With Wisconsin stacked inside, and with future All-American T.J. Watt and three-time all-Big Ten selection Vince Biegel outside, Badgers coach Paul Chryst suggested Jacobs move to fullback. The switch came as a surprise to Jacobs, but he was willing to try anything to play. One week into the 2016 season, however, Jacobs flipped to inside linebacker after Orr's injury and spent the year attempting to play catch-up.
Jacobs finished the year ninth on the team with 37 tackles. He even recorded a 25-yard fourth-quarter interception of Minnesota quarterback Mitch Leidner in the regular season finale to help Wisconsin secure a 31-17 victory. But after Wisconsin's Cotton Bowl victory against Western Michigan, Jacobs approached coaches about moving to outside linebacker for his final season. He showed during spring practice why the switch could prove beneficial for the Badgers' Big Ten West title defense hopes.
Garret Dooley has locked up one starting outside linebacker spot, but Jacobs could work his way into a starting role on the other side if he continues to excel. Baun opened the spring as a potential starter, and those two will compete for playing time, as will junior-college transfer Andrew Van Ginkel in the outside linebacker rotation.

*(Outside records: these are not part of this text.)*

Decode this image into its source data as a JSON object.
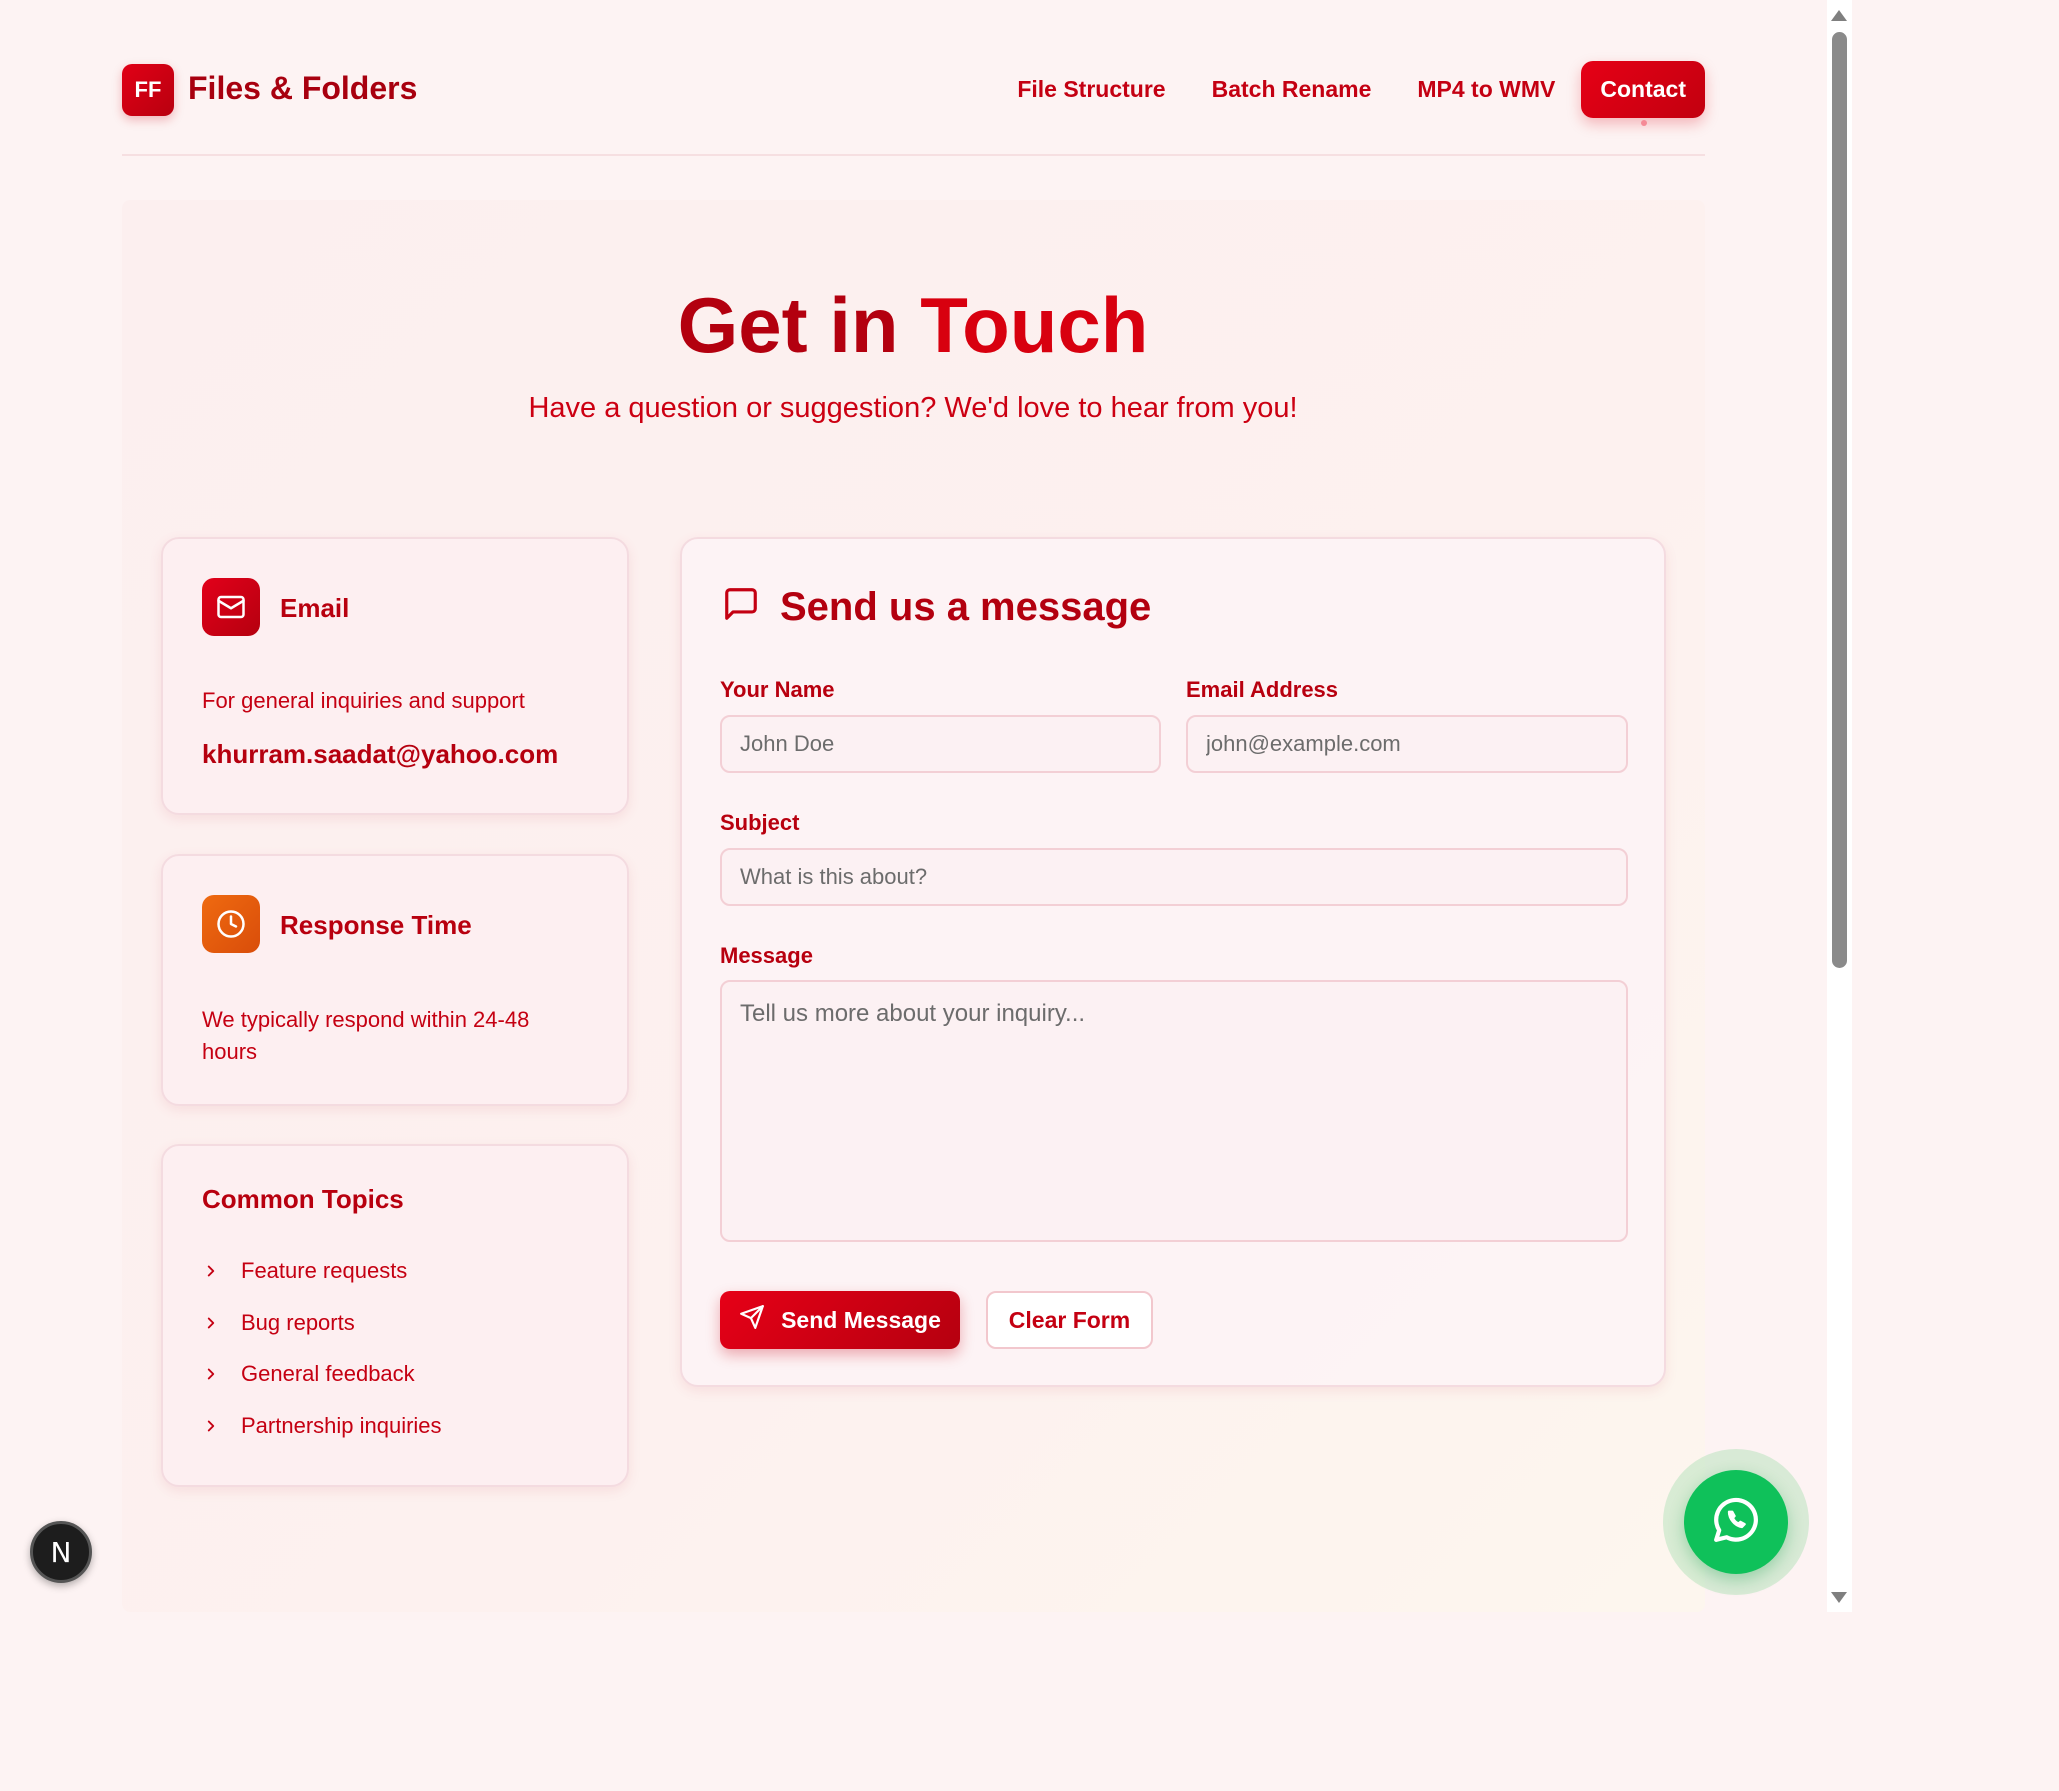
{
  "header": {
    "logo_text": "FF",
    "brand": "Files & Folders",
    "nav": [
      {
        "label": "File Structure"
      },
      {
        "label": "Batch Rename"
      },
      {
        "label": "MP4 to WMV"
      },
      {
        "label": "Contact"
      }
    ]
  },
  "hero": {
    "title_part1": "Get in ",
    "title_part2": "Touch",
    "subtitle": "Have a question or suggestion? We'd love to hear from you!"
  },
  "email_card": {
    "title": "Email",
    "description": "For general inquiries and support",
    "email": "khurram.saadat@yahoo.com"
  },
  "response_card": {
    "title": "Response Time",
    "line1": "We typically respond within 24-48",
    "line2": "hours"
  },
  "topics_card": {
    "title": "Common Topics",
    "items": [
      "Feature requests",
      "Bug reports",
      "General feedback",
      "Partnership inquiries"
    ]
  },
  "form": {
    "title": "Send us a message",
    "name_label": "Your Name",
    "name_placeholder": "John Doe",
    "email_label": "Email Address",
    "email_placeholder": "john@example.com",
    "subject_label": "Subject",
    "subject_placeholder": "What is this about?",
    "message_label": "Message",
    "message_placeholder": "Tell us more about your inquiry...",
    "send_label": "Send Message",
    "clear_label": "Clear Form"
  },
  "badges": {
    "next_letter": "N"
  },
  "colors": {
    "primary": "#c40012",
    "primary_dark": "#b3000f",
    "orange": "#e85c0d",
    "whatsapp": "#0fc15a",
    "page_bg": "#fdf3f3"
  },
  "icons": [
    "mail-icon",
    "clock-icon",
    "chevron-right-icon",
    "message-square-icon",
    "send-icon",
    "whatsapp-icon"
  ]
}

"I'm excited for Leon and about Leon," Chryst said Friday after his team's spring game. "There's a guy that would do anything for this team, and he did it. Last year at this time he was playing fullback. Then he jumped in and we had injuries and he was playing inside backer, but I think the outside is a really good fit for him. … I think he's a guy that is capable of having a really big impact on this team, and I'm excited for him to have that senior year that you're playing your best football. He works. He's talented. I think he'll be really a big part of what we do defensively."
Jacobs enters 2017 among the most experienced players on Wisconsin's roster, having played in 45 career games. But he is still trying to find his niche with the Badgers. And this year, he hopes, he'll represent a final piece to the team's puzzle on a path toward maintaining an elite-level defense.
"I think I made some plays in spring that allows me to stay alive in the games with those guys," Jacobs said. "I've set goals for myself. I'll have every play on a checklist to put down did I win or lose that rep? If you go through everything like that, then the rest will take care of itself in terms of the bigger picture stuff."